The counties in yellow will be the first to begin reopening, beginning Friday, May 8.
Four questions about Gov. Wolf’s first step to reopening Pa.
SW counties push to be included; is state testing enough?
Gov. Tom Wolf said he hates analogies, a comment made during a press conference where he unveiled his plan for reopening Pennsylvania’s economy.
And then he compared lifting coronavirus restrictions to teaching a kid to ride a bike.
When you do that, he said, you need to hold onto the kid’s seat in the beginning.
“If we let go, and let go too soon and the person falls down, then we’ve done it the wrong way, and we haven’t kept our child safe,” Wolf said.
(Side note: I haven’t taught any children to ride a bike yet. But my 3-year-old rides a scooter. He falls a lot!

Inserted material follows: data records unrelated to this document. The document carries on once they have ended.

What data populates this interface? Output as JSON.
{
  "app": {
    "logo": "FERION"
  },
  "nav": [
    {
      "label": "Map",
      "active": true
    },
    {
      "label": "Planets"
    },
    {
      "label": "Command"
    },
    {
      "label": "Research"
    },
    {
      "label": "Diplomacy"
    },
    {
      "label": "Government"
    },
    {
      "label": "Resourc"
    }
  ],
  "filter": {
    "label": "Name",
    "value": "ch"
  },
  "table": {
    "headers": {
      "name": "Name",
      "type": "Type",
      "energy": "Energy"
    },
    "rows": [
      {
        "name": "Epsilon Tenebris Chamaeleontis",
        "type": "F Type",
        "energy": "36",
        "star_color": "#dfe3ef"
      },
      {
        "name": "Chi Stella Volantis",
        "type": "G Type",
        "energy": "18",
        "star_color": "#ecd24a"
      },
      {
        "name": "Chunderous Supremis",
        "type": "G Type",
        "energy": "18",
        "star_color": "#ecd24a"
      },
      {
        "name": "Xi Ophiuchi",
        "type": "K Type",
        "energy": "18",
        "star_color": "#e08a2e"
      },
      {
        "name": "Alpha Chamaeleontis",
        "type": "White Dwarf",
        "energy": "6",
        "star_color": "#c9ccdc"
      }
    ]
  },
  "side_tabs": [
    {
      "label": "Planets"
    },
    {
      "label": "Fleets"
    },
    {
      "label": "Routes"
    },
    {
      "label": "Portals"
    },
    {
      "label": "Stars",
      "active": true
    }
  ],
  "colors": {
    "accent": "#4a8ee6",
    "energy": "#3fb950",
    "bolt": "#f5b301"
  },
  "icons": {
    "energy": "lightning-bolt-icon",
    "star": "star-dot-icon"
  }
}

Fortunately, he has one helmet and zero objections to crashing.)
Back to Wolf’s metaphor: He said if the state loosens coronavirus restrictions too quickly, cases could spike again. And that would mean the return of stay-at-home orders and business closures.
Some people in the 43 counties that didn’t make Wolf’s May 8 list are pretty unhappy.
State Rep. Pam Snyder (D-Greene) said Wolf should have moved the three southwestern Pennsylvania counties she represents to the yellow list.
“When the shutdown occurred, I fought hard to make sure coal mining stayed on that list of … life-essential jobs,” Snyder said, later adding, “And I’m going to fight just as hard to get this done now.”
Let’s take a closer look at the governor’s announcement and what comes next.
1. How many counties are switching from red to yellow?
Twenty-four. They are in northwestern and north-central Pennsylvania. Most are rural. The county with the largest population is Erie.
2. How many people live in those yellow counties?
1.5 million — that’s just over 10 percent of the state’s total population.
House Speaker Mike Turzai (R-Allegheny), like Rep. Snyder, wants southwestern Pennsylvania counties added to the list too. He said all the counties there, except Beaver, meet the benchmark of having fewer than 50 new cases per 100,000 people over 14 days.
WESA’s Chris Potter spoke with Allegheny County Executive Rich Fitzgerald, who said he hopes the county will make the switch by May 15.
During Friday’s news conference, Health Secretary Dr. Rachel Levine said a big reason Allegheny County didn’t make the yellow list is because of the high population density in Pittsburgh. (Pittsburgh City Paper’s Ryan Deto looked at how Allegheny’s population density compares to Erie’s and concluded that Levine’s math is correct.)
3. What will life be like in the yellow zones?
PennLive’s Charlie Thompson says the change from red to yellow is a “baby step” toward normalcy. But he breaks it down in detail.
Most notably: People will be free to leave their home for any reason, not just to run essential errands or exercise. Some retail businesses can reopen, although barbershops, theaters and gyms must remain closed. Gatherings of more than 25 people aren’t allowed. Employers are encouraged to continue teleworking arrangements, if possible.
4. Is the state really ready to start reopening?
Spotlight PA’s Daniel Simmons-Ritchie reports that Pennsylvanai’s goal of 8,500 tests a day as part of its reopening plan is lower than what national researchers recommend.
“Researchers at Harvard University, for instance, have proposed that the nation should be conducting a daily minimum of 152 tests per 100,000 people,” Simmons-Ritchie writes. “That works out as about 19,000 Pennsylvanians per day — or more than twice the rate of the Wolf administration’s plan.”
Best of the rest
A drive-by protest was held Friday in Lebanon County outside the Bell & Evans poultry processing plant in Fredericksburg. Protesters want safer working conditions and a thorough cleaning of the plant after one worker died of COVID-19 and other workers tested positive for coronavirus.
The Lebanon Daily News reports that “Attempts … to talk with employees on the record have been unsuccessful. They have cited a fear for their names to be used, worried they would lose their jobs.”
According to the Centers for Disease Control and Prevention, “Pennsylvania’s 858 confirmed cases of the virus among meat production workers … tops other states’ tallies by dozens of cases, signaling that the invisible virus had spread further across this essential industry in recent weeks than the public has realized,” The Philadelphia Inquirer reports.
A few more notable headlines:
New York Times: How Remdesivir, New Hope for Covid-19 Patients, Was Resurrected